Why does the rod react? Dowsers have provided many explanations, from psychic ones to the geophysical. But the real explanation is psychological. The rod moves due to involuntary and unconscious motor behaviour on the part of the dowser (assuming the dowser is a sincere one, rather than a con artist out to make easy money off drought- desperate farmers).

This "ideomotor action" was explained over 150 years ago, and occurs in many phenomena attributed to spiritual or paranormal forces. As psychologist Ray Hyman put it ''honest, intelligent people can unconsciously engage in muscular activity that is consistent with their expectations''.

The scientific question is can dowsers reliably tell when water is below their rods? In 1980, Australian entrepreneur Dick Smith and the Australian Skeptics tested this with a classic double-blind scientific study developed in conjunction with dowsers, and offering a $40,000 prize.

Eight dowsers tried to detect the presence of water, and ten dowsed for metal. (A $A22,000 gold ingot was loaned by a local bank for the gold dowsers!) The experimental design, agreed on by all, was such that sheer chance would produce a success rate of 10 per cent.

The water dowsers expected an 86 per cent success rate. The gold people were even more confident, predicting a 99 per cent success rate. But in 111 tries at dowsing, only 15 "struck it lucky". That is an overall success rate of 13.5 per cent. Such a poor showing is well within the expected range, indicating that any success was more a matter of guesswork than paranormal powers. The only studies which claim significant results are, significantly, ones run by dowsing enthusiasts.
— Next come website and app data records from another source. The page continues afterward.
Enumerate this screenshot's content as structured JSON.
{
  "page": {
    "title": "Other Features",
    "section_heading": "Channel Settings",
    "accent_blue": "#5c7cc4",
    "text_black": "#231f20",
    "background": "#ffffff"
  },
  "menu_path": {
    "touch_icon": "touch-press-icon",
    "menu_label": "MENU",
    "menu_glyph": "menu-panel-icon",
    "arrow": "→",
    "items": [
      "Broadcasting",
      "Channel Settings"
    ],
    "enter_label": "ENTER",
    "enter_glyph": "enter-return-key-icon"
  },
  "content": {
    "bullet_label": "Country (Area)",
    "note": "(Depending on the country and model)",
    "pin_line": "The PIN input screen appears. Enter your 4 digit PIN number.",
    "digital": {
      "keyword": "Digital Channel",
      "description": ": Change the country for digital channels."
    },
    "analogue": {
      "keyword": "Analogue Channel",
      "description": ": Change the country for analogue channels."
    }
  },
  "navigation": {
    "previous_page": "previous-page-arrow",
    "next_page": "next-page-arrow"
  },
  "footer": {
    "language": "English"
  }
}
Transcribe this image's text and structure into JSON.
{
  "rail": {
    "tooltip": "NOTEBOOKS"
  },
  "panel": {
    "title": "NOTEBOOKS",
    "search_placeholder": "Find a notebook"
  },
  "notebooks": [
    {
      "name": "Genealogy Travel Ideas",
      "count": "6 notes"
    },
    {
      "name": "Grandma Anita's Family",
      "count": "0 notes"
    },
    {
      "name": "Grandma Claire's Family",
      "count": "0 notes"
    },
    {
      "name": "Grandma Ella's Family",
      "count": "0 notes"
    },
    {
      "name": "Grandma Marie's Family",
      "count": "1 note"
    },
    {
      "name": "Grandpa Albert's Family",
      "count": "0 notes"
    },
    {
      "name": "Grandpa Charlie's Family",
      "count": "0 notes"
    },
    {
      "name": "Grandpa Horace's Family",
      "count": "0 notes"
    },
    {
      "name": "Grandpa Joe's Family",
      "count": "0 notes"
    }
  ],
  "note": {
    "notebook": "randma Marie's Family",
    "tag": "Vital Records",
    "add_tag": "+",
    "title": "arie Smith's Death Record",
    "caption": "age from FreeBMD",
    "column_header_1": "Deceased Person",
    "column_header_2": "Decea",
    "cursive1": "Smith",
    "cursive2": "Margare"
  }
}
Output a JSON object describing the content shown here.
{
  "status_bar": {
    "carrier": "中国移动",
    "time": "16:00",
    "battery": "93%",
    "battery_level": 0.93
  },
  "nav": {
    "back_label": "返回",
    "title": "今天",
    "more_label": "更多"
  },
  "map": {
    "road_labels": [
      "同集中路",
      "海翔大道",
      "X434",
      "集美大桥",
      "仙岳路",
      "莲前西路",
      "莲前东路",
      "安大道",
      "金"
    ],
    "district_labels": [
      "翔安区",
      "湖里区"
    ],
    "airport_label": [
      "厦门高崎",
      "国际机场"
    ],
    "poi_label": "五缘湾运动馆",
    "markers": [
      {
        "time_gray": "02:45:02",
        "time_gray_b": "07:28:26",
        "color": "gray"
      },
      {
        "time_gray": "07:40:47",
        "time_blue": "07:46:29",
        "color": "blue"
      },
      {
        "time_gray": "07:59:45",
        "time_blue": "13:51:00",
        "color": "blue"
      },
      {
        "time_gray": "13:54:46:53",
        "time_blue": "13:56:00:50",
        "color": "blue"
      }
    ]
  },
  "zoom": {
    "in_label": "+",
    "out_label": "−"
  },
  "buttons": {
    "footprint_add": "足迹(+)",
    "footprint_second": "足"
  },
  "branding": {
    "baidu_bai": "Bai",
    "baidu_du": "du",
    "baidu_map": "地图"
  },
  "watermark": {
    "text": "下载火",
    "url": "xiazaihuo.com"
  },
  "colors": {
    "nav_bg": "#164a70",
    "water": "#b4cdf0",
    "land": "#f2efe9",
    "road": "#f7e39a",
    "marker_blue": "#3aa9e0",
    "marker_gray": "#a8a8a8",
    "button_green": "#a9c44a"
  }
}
For more information see www.skepdic.com/dowsing and www.skeptics.com.au/journal/divining